Stored entries:
+++++

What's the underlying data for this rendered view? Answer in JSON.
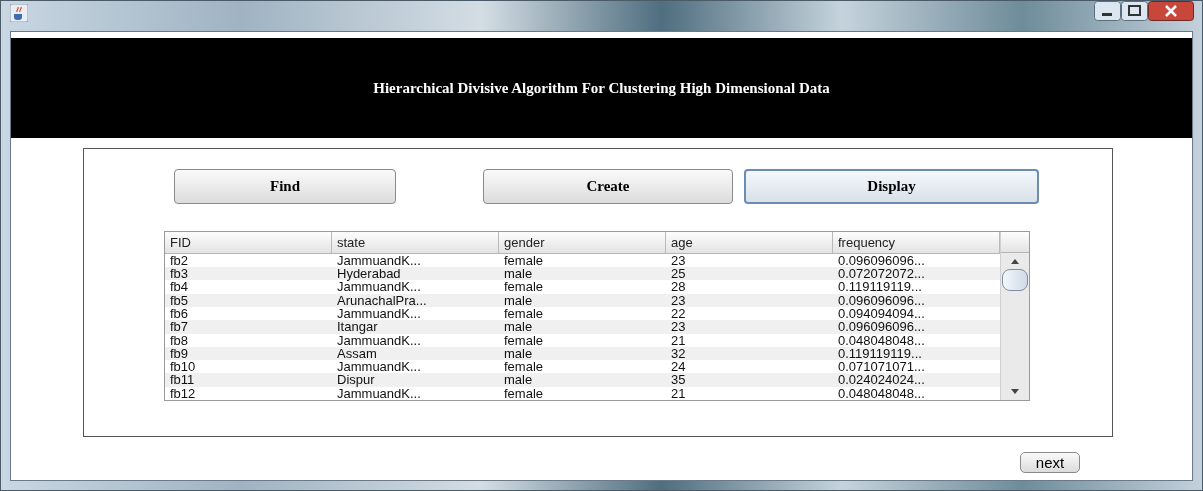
{
  "header": {
    "title": "Hierarchical Divisive Algorithm For Clustering High Dimensional Data"
  },
  "buttons": [
    {
      "label": "Find",
      "focused": false
    },
    {
      "label": "Create",
      "focused": false
    },
    {
      "label": "Display",
      "focused": true
    }
  ],
  "table": {
    "columns": [
      "FID",
      "state",
      "gender",
      "age",
      "frequency"
    ],
    "rows": [
      [
        "fb2",
        "JammuandK...",
        "female",
        "23",
        "0.096096096..."
      ],
      [
        "fb3",
        "Hyderabad",
        "male",
        "25",
        "0.072072072..."
      ],
      [
        "fb4",
        "JammuandK...",
        "female",
        "28",
        "0.119119119..."
      ],
      [
        "fb5",
        "ArunachalPra...",
        "male",
        "23",
        "0.096096096..."
      ],
      [
        "fb6",
        "JammuandK...",
        "female",
        "22",
        "0.094094094..."
      ],
      [
        "fb7",
        "Itangar",
        "male",
        "23",
        "0.096096096..."
      ],
      [
        "fb8",
        "JammuandK...",
        "female",
        "21",
        "0.048048048..."
      ],
      [
        "fb9",
        "Assam",
        "male",
        "32",
        "0.119119119..."
      ],
      [
        "fb10",
        "JammuandK...",
        "female",
        "24",
        "0.071071071..."
      ],
      [
        "fb11",
        "Dispur",
        "male",
        "35",
        "0.024024024..."
      ],
      [
        "fb12",
        "JammuandK...",
        "female",
        "21",
        "0.048048048..."
      ]
    ]
  },
  "next_button": {
    "label": "next"
  }
}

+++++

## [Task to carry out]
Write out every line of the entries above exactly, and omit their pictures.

## [Solution]
What's the underlying data for this rendered view? Answer in JSON.
{
  "header": {
    "title": "Hierarchical Divisive Algorithm For Clustering High Dimensional Data"
  },
  "buttons": [
    {
      "label": "Find",
      "focused": false
    },
    {
      "label": "Create",
      "focused": false
    },
    {
      "label": "Display",
      "focused": true
    }
  ],
  "table": {
    "columns": [
      "FID",
      "state",
      "gender",
      "age",
      "frequency"
    ],
    "rows": [
      [
        "fb2",
        "JammuandK...",
        "female",
        "23",
        "0.096096096..."
      ],
      [
        "fb3",
        "Hyderabad",
        "male",
        "25",
        "0.072072072..."
      ],
      [
        "fb4",
        "JammuandK...",
        "female",
        "28",
        "0.119119119..."
      ],
      [
        "fb5",
        "ArunachalPra...",
        "male",
        "23",
        "0.096096096..."
      ],
      [
        "fb6",
        "JammuandK...",
        "female",
        "22",
        "0.094094094..."
      ],
      [
        "fb7",
        "Itangar",
        "male",
        "23",
        "0.096096096..."
      ],
      [
        "fb8",
        "JammuandK...",
        "female",
        "21",
        "0.048048048..."
      ],
      [
        "fb9",
        "Assam",
        "male",
        "32",
        "0.119119119..."
      ],
      [
        "fb10",
        "JammuandK...",
        "female",
        "24",
        "0.071071071..."
      ],
      [
        "fb11",
        "Dispur",
        "male",
        "35",
        "0.024024024..."
      ],
      [
        "fb12",
        "JammuandK...",
        "female",
        "21",
        "0.048048048..."
      ]
    ]
  },
  "next_button": {
    "label": "next"
  }
}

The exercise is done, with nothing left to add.